Revenue Management: Optimizing Income Streams Across All Avenues
The role of Revenue Managers, within their profession and the organizations they serve, continues to evolve. A significant portion of the change is driven by technological innovation which, given its magnitude in today’s markets, also redefines their standing on the hotel team. Revenue Managers are moving away from being exclusively spreadsheet-centric and finding better ways to share their data. This shift also requires them to engage more directly with their sales, marketing, and operations departments. Part of this development is due to a reassessment of their metrics for success. Revenue was previously the sole factor by which success was determined but now there is a greater emphasis on price optimization, profitability and flow through. Managers are combining sales, marketing and revenue management, and then adopting a data approach to optimize their income streams across all avenues. This metric evaluates performance in all revenue streams and then calculates the gross operating profit per available room. Hotels are now measuring everything a guest does - and spends money on - from the time he books until the moment he checks out. In addition, Revenue Managers will soon be able to shift their focus from room availability to the guest and his ability to pay.

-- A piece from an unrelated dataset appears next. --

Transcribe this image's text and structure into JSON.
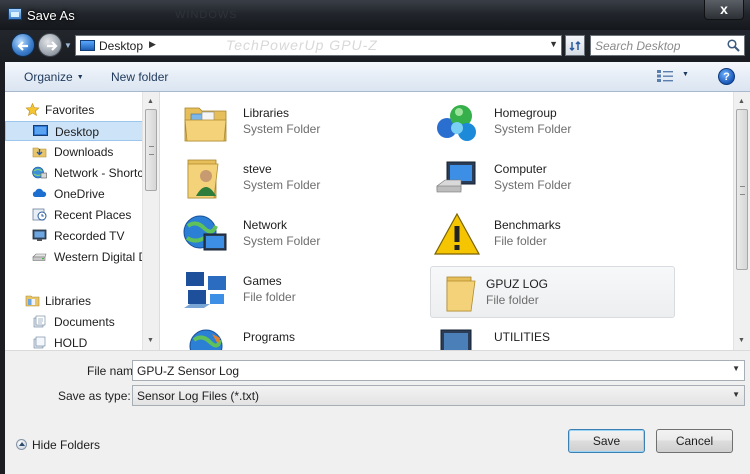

A future revenue management system might take into account things like weather forecasts, the recent online activity of the guest, the guest profile and persona, time of booking, the mode of travel and the fare paid. It might also calculate all the previous stays for this guest, and how much was spent on their room and in the hotel. All of this will be compared to millions of other potential future reservations to determine a unique room and rate for a specific individual guest. The October issue of the Hotel Business Review will address all these developments and document how some hotels are executing their revenue management strategies.